総括役所長及び考古・文化遺産学センター長

サイモン・ケイナー

サイモン・ケイナー(ケンブリッジ大学修士、2004年ケンブリッジ大学博士号を取得)はセインズベリー日本藝術研究所の統括役所長及び考古・文化遺産学センター長を務めると同時に、イースト・アングリア大学日本学センター長にも就任。専攻は日本の先史時代考古学 。2005年よりロンドン古物協会のフェローを務め、東アジア・ヨーロッパ考古学の様々な局面について教鞭をとり、著書も多数ある。日本、英国をはじめ世界中で考古学調査を行う一方、英国の考古遺産の管理業務に携わった行政経験もあり。近著には、大英博物館で開催された画期的な土偶展の図録「The Power of Dogu: ceramic figures from ancient Japan (土偶の力:古代日本の陶像)」(2009年)。その他、小林達雄國學院大学名誉教授の著書をもとに「Jomon Reflections: Forager Life and Culture in the Prehistoric Japanese Archipelago (縄文時代の考察:日本列島における先史時代の狩猟採集の生活と文化)」(2005年)を中村大氏とともに編集。さらに、2012年には同人の編集による「The Archaeology of Medieval Towns: case studies from Japan and Europe(中世都市考古学:日本とヨーロッパにおけるケース・スタディ)」が出版予定。

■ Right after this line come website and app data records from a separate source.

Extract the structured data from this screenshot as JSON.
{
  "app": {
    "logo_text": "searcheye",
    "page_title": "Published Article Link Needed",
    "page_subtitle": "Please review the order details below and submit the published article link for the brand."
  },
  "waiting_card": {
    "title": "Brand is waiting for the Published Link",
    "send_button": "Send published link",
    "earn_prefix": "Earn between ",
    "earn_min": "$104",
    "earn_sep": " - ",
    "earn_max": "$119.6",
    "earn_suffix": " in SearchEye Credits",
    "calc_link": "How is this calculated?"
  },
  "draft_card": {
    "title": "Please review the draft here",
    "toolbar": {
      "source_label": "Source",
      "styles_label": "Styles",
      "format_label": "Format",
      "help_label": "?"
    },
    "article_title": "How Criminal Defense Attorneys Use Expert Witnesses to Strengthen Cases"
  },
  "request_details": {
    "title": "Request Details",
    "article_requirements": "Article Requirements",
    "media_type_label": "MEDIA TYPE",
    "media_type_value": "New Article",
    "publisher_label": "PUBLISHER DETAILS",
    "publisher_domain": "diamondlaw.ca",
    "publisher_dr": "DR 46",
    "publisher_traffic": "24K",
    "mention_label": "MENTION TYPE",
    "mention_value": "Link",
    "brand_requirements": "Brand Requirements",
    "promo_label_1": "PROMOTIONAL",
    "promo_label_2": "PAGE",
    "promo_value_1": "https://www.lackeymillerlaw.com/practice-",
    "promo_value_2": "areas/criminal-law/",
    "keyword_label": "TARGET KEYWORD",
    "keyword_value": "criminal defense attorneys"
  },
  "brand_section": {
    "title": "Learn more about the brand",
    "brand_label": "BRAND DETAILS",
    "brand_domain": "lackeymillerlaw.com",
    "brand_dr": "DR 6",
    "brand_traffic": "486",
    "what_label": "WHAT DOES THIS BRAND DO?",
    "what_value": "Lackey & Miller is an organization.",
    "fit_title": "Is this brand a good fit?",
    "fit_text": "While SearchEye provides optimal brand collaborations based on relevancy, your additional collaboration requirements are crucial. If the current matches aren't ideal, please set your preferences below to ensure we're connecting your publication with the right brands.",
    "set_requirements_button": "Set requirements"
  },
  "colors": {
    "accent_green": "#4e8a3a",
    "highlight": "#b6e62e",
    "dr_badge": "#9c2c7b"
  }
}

ケイナーは同時に大英博物館アジア部門日本課研究員を務めている。

 

Interview with Simon Kaner

Contact

64 The Close, Norwich NR1 4DH , United Kingdom
E: [email protected]
T: +44 (0)1603-597512
F: +44 (0)1603-625011


Simon Kaner MA Cantab, PhD (2004) is Director of the Centre for Japanese Studies at the University of East Anglia and Head of the Centre for Archaeology and Heritage at the Sainsbury Institute. He is an archaeologist specialising in the prehistory of Japan.

A Fellow of the Society of Antiquaries of London since 2005, he has taught and published on many aspects of East Asian and European archaeology. He has undertaken archaeological research in Japan, the UK and elsewhere and worked for several years in archaeological heritage management in the UK. His recent publications include The Power of Dogu: ceramic figures from ancient Japan (2009), which accompanied a major exhibition at the British Museum. Other works include Jomon Reflections: Forager Life and Culture in the Prehistoric Japanese Archipelago by Kobayashi Tatsuo (2005), which he adapted and edited with Nakamura Oki. He is also currently completing an edited volume The Archaeology of Medieval Towns: case studies from Japan and Europe, to be published in 2011.

Simon is also Research Fellow in the Japanese Section, Department of Asia, The British Museum

Research interests include: Japanese prehistory and the history of archaeology in Japan; the urban historic environment in Japan in comparative perspective; Japanese cultural heritage and the international role of Japanese heritage management. He is director of the Shinano River project, investigating the development of historic landscapes along the longest river system in the Japanese archipelago, and is beginning a new project on the archaeology of the Kofun period in Japan and its connections with East Asia.